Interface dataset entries
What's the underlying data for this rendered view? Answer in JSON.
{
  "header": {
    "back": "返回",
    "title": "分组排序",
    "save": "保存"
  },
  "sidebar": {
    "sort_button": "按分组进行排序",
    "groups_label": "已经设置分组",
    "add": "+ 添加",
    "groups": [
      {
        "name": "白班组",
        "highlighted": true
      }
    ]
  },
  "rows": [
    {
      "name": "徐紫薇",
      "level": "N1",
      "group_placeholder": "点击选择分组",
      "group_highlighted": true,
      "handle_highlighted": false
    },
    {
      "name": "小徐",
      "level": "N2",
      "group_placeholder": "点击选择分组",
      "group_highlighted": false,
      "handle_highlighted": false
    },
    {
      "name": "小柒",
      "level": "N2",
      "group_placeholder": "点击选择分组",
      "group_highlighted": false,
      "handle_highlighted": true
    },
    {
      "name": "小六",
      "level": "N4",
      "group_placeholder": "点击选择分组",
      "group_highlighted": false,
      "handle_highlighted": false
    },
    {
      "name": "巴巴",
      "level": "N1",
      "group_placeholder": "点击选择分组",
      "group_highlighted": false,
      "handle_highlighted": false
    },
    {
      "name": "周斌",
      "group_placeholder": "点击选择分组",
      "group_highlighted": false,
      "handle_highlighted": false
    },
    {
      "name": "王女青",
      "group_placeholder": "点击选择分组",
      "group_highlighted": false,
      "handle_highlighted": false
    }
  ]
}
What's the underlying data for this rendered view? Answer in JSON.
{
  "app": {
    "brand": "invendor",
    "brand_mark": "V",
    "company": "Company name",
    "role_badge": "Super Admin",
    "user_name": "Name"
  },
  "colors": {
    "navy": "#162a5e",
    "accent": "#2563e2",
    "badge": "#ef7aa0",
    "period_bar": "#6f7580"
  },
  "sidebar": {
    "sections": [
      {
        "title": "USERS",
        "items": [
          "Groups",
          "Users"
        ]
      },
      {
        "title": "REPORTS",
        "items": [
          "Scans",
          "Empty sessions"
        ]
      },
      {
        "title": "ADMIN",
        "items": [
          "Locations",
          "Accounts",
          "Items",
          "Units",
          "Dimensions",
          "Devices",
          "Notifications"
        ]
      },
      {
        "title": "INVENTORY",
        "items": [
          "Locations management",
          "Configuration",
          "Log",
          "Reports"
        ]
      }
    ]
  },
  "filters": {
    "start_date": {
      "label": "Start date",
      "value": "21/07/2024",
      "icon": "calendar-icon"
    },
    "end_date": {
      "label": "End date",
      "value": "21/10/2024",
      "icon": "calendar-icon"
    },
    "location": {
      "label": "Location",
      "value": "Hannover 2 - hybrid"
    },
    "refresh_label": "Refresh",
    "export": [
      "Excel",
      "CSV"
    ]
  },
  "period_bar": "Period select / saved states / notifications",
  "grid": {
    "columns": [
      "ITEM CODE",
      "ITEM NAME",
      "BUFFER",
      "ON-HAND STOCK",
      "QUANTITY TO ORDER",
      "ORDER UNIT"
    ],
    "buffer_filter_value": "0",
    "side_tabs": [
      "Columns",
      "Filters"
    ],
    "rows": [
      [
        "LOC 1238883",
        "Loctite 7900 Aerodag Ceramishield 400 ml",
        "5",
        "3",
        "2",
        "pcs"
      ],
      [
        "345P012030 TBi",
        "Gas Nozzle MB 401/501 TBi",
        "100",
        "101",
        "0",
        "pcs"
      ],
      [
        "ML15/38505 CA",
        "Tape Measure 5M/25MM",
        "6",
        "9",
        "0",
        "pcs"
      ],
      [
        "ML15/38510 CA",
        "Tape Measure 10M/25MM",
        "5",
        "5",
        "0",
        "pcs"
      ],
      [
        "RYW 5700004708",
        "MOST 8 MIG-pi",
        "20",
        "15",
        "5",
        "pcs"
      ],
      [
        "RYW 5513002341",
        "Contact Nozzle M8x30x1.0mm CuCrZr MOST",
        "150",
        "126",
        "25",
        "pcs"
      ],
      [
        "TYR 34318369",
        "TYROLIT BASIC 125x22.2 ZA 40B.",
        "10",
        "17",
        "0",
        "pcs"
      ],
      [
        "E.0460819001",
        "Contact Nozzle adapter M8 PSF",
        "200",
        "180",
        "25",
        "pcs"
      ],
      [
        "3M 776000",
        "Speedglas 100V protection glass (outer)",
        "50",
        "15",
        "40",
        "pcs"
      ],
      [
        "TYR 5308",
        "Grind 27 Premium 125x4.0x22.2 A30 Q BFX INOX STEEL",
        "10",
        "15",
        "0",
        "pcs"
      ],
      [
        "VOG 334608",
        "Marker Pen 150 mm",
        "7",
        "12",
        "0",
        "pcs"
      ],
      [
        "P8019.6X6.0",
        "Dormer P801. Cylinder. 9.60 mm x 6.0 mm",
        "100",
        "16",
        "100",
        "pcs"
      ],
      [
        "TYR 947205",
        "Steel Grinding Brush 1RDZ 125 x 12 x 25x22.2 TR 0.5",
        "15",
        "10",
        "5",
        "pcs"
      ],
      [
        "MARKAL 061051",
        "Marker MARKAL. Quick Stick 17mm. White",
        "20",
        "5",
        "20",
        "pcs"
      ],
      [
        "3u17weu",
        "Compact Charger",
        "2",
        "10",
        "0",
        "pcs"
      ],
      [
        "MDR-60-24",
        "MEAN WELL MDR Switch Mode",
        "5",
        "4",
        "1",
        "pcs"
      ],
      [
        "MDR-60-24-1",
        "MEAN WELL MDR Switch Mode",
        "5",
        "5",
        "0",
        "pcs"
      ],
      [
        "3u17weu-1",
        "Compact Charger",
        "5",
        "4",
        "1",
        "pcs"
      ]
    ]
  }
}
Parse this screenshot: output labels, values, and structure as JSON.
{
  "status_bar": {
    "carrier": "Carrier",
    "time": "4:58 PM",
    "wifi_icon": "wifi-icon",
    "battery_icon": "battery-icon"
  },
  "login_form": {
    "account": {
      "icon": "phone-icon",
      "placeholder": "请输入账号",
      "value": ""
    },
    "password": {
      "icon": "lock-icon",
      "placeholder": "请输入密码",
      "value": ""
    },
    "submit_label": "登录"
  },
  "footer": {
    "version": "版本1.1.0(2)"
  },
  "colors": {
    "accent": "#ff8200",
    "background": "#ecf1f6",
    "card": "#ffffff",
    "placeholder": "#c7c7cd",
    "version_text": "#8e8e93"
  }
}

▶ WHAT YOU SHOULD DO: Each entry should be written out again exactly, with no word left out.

▶ ANSWER:
What's the underlying data for this rendered view? Answer in JSON.
{
  "header": {
    "back": "返回",
    "title": "分组排序",
    "save": "保存"
  },
  "sidebar": {
    "sort_button": "按分组进行排序",
    "groups_label": "已经设置分组",
    "add": "+ 添加",
    "groups": [
      {
        "name": "白班组",
        "highlighted": true
      }
    ]
  },
  "rows": [
    {
      "name": "徐紫薇",
      "level": "N1",
      "group_placeholder": "点击选择分组",
      "group_highlighted": true,
      "handle_highlighted": false
    },
    {
      "name": "小徐",
      "level": "N2",
      "group_placeholder": "点击选择分组",
      "group_highlighted": false,
      "handle_highlighted": false
    },
    {
      "name": "小柒",
      "level": "N2",
      "group_placeholder": "点击选择分组",
      "group_highlighted": false,
      "handle_highlighted": true
    },
    {
      "name": "小六",
      "level": "N4",
      "group_placeholder": "点击选择分组",
      "group_highlighted": false,
      "handle_highlighted": false
    },
    {
      "name": "巴巴",
      "level": "N1",
      "group_placeholder": "点击选择分组",
      "group_highlighted": false,
      "handle_highlighted": false
    },
    {
      "name": "周斌",
      "group_placeholder": "点击选择分组",
      "group_highlighted": false,
      "handle_highlighted": false
    },
    {
      "name": "王女青",
      "group_placeholder": "点击选择分组",
      "group_highlighted": false,
      "handle_highlighted": false
    }
  ]
}
What's the underlying data for this rendered view? Answer in JSON.
{
  "app": {
    "brand": "invendor",
    "brand_mark": "V",
    "company": "Company name",
    "role_badge": "Super Admin",
    "user_name": "Name"
  },
  "colors": {
    "navy": "#162a5e",
    "accent": "#2563e2",
    "badge": "#ef7aa0",
    "period_bar": "#6f7580"
  },
  "sidebar": {
    "sections": [
      {
        "title": "USERS",
        "items": [
          "Groups",
          "Users"
        ]
      },
      {
        "title": "REPORTS",
        "items": [
          "Scans",
          "Empty sessions"
        ]
      },
      {
        "title": "ADMIN",
        "items": [
          "Locations",
          "Accounts",
          "Items",
          "Units",
          "Dimensions",
          "Devices",
          "Notifications"
        ]
      },
      {
        "title": "INVENTORY",
        "items": [
          "Locations management",
          "Configuration",
          "Log",
          "Reports"
        ]
      }
    ]
  },
  "filters": {
    "start_date": {
      "label": "Start date",
      "value": "21/07/2024",
      "icon": "calendar-icon"
    },
    "end_date": {
      "label": "End date",
      "value": "21/10/2024",
      "icon": "calendar-icon"
    },
    "location": {
      "label": "Location",
      "value": "Hannover 2 - hybrid"
    },
    "refresh_label": "Refresh",
    "export": [
      "Excel",
      "CSV"
    ]
  },
  "period_bar": "Period select / saved states / notifications",
  "grid": {
    "columns": [
      "ITEM CODE",
      "ITEM NAME",
      "BUFFER",
      "ON-HAND STOCK",
      "QUANTITY TO ORDER",
      "ORDER UNIT"
    ],
    "buffer_filter_value": "0",
    "side_tabs": [
      "Columns",
      "Filters"
    ],
    "rows": [
      [
        "LOC 1238883",
        "Loctite 7900 Aerodag Ceramishield 400 ml",
        "5",
        "3",
        "2",
        "pcs"
      ],
      [
        "345P012030 TBi",
        "Gas Nozzle MB 401/501 TBi",
        "100",
        "101",
        "0",
        "pcs"
      ],
      [
        "ML15/38505 CA",
        "Tape Measure 5M/25MM",
        "6",
        "9",
        "0",
        "pcs"
      ],
      [
        "ML15/38510 CA",
        "Tape Measure 10M/25MM",
        "5",
        "5",
        "0",
        "pcs"
      ],
      [
        "RYW 5700004708",
        "MOST 8 MIG-pi",
        "20",
        "15",
        "5",
        "pcs"
      ],
      [
        "RYW 5513002341",
        "Contact Nozzle M8x30x1.0mm CuCrZr MOST",
        "150",
        "126",
        "25",
        "pcs"
      ],
      [
        "TYR 34318369",
        "TYROLIT BASIC 125x22.2 ZA 40B.",
        "10",
        "17",
        "0",
        "pcs"
      ],
      [
        "E.0460819001",
        "Contact Nozzle adapter M8 PSF",
        "200",
        "180",
        "25",
        "pcs"
      ],
      [
        "3M 776000",
        "Speedglas 100V protection glass (outer)",
        "50",
        "15",
        "40",
        "pcs"
      ],
      [
        "TYR 5308",
        "Grind 27 Premium 125x4.0x22.2 A30 Q BFX INOX STEEL",
        "10",
        "15",
        "0",
        "pcs"
      ],
      [
        "VOG 334608",
        "Marker Pen 150 mm",
        "7",
        "12",
        "0",
        "pcs"
      ],
      [
        "P8019.6X6.0",
        "Dormer P801. Cylinder. 9.60 mm x 6.0 mm",
        "100",
        "16",
        "100",
        "pcs"
      ],
      [
        "TYR 947205",
        "Steel Grinding Brush 1RDZ 125 x 12 x 25x22.2 TR 0.5",
        "15",
        "10",
        "5",
        "pcs"
      ],
      [
        "MARKAL 061051",
        "Marker MARKAL. Quick Stick 17mm. White",
        "20",
        "5",
        "20",
        "pcs"
      ],
      [
        "3u17weu",
        "Compact Charger",
        "2",
        "10",
        "0",
        "pcs"
      ],
      [
        "MDR-60-24",
        "MEAN WELL MDR Switch Mode",
        "5",
        "4",
        "1",
        "pcs"
      ],
      [
        "MDR-60-24-1",
        "MEAN WELL MDR Switch Mode",
        "5",
        "5",
        "0",
        "pcs"
      ],
      [
        "3u17weu-1",
        "Compact Charger",
        "5",
        "4",
        "1",
        "pcs"
      ]
    ]
  }
}
Parse this screenshot: output labels, values, and structure as JSON.
{
  "status_bar": {
    "carrier": "Carrier",
    "time": "4:58 PM",
    "wifi_icon": "wifi-icon",
    "battery_icon": "battery-icon"
  },
  "login_form": {
    "account": {
      "icon": "phone-icon",
      "placeholder": "请输入账号",
      "value": ""
    },
    "password": {
      "icon": "lock-icon",
      "placeholder": "请输入密码",
      "value": ""
    },
    "submit_label": "登录"
  },
  "footer": {
    "version": "版本1.1.0(2)"
  },
  "colors": {
    "accent": "#ff8200",
    "background": "#ecf1f6",
    "card": "#ffffff",
    "placeholder": "#c7c7cd",
    "version_text": "#8e8e93"
  }
}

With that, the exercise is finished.